Romney’s claim was this, part of what turned out to be a highly detailed discussion of health care: “No. 1, pre-existing conditions are covered under my plan.”
By pre-existing conditions, Romney was talking about the ability for people who already have medical problems — diabetes, for example, or even things like allergies — to buy health insurance. Starting in 2014, the federal Affordable Care Act says insurance companies can no longer reject people with bad health histories — nor can they charge them more.
That’s already true in Massachusetts under the law Romney signed as governor. But Romney’s current plan for the nation, should he be elected president, wouldn’t necessarily guarantee that same protection.
“Actually, governor, that isn’t what your plan does,” President Obama told Romney at the debate Wednesday. “What your plan does is to duplicate what’s already the law.”
The president was referring to the Health Insurance Portability and Accountability Act, or HIPAA. It’s a 1996 law that says, among other things, that once you have health insurance you can continue to purchase it, as long as there’s no interruption in your coverage of more than 63 days.

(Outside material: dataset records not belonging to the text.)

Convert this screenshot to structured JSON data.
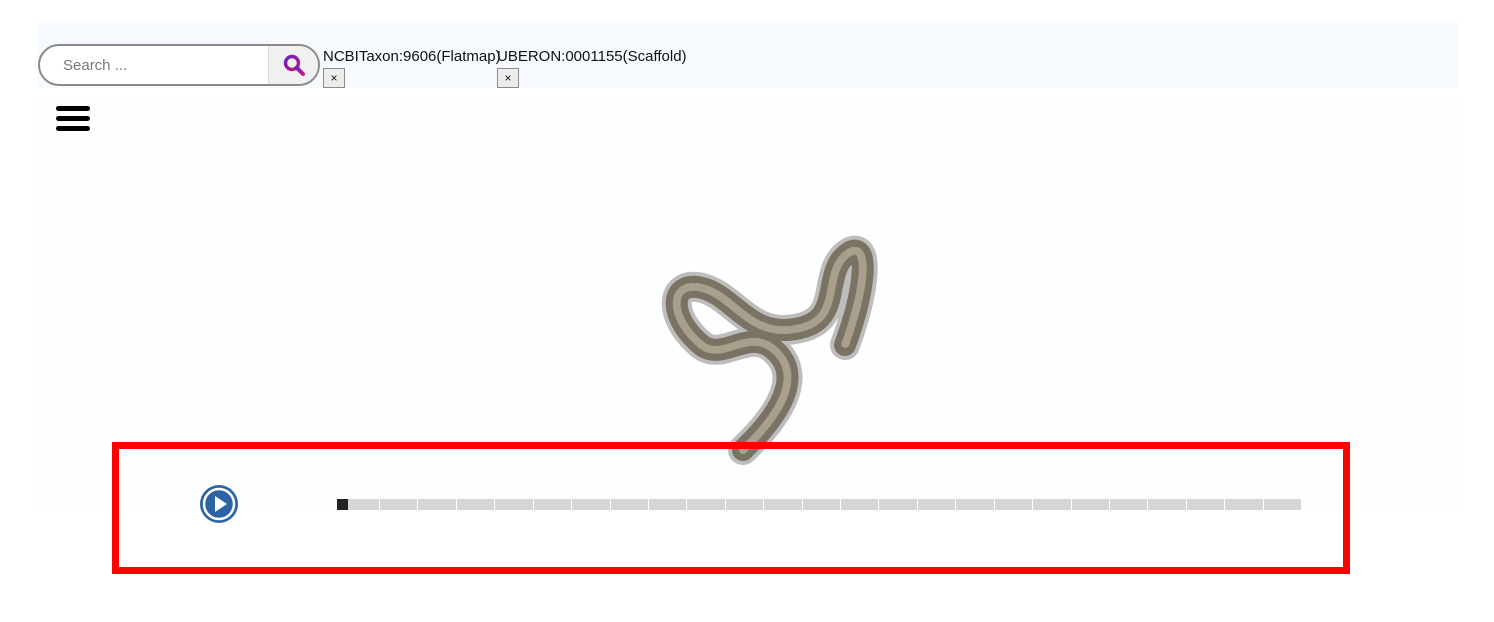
{
  "search": {
    "placeholder": "Search ..."
  },
  "tags": [
    {
      "label": "NCBITaxon:9606(Flatmap)",
      "close": "×"
    },
    {
      "label": "UBERON:0001155(Scaffold)",
      "close": "×"
    }
  ],
  "player": {
    "progress": 0,
    "accent": "#2c65a6"
  },
  "colors": {
    "highlight": "#ff0000",
    "search_icon": "#8a1ab8",
    "topbar_bg": "#f6f9fe"
  },
  "icons": {
    "search": "search-icon",
    "menu": "hamburger-menu-icon",
    "play": "play-icon"
  }
}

But Romney’s plan wouldn’t guarantee that people who don’t have coverage now will be able to buy it. Top Romney adviser Eric Fehrnstrom said as much in the so-called spin room to several reporters right after the debate, and again on Thursday on CNN.
“The governor will repeal Obamacare and he will return to the states the power to control their own health care futures,” Fehrnstrom told Wolf Blitzer. “Look, what works in Massachusetts may not work in Texas. It was wrong for the president to take the broad outlines of the Massachusetts plan and impose it as a dictate from Washington on every state in the nation.”
That correction was gladly picked up by the Obama forces. At a rally Friday in Northern Virginia, Obama took credit for one of the few times he actually called Romney out during the debate.
“Gov. Romney was fact checked by his own campaign. That’s rough,” the president told a cheering crowd at George Mason University. “Even they know his plan would take away coverage for tens of millions of Americans.”
This isn’t the first time a Romney statement has had to be walked back by his staff when it comes to health care. In recent weeks he’s misstated or switched positions on abortion and on Medicaid. But at 67 million viewers, this was by far the largest audience that’s heard something different from what the candidate’s position actually is.
By: Julie Rovner, NPR, October 6, 2012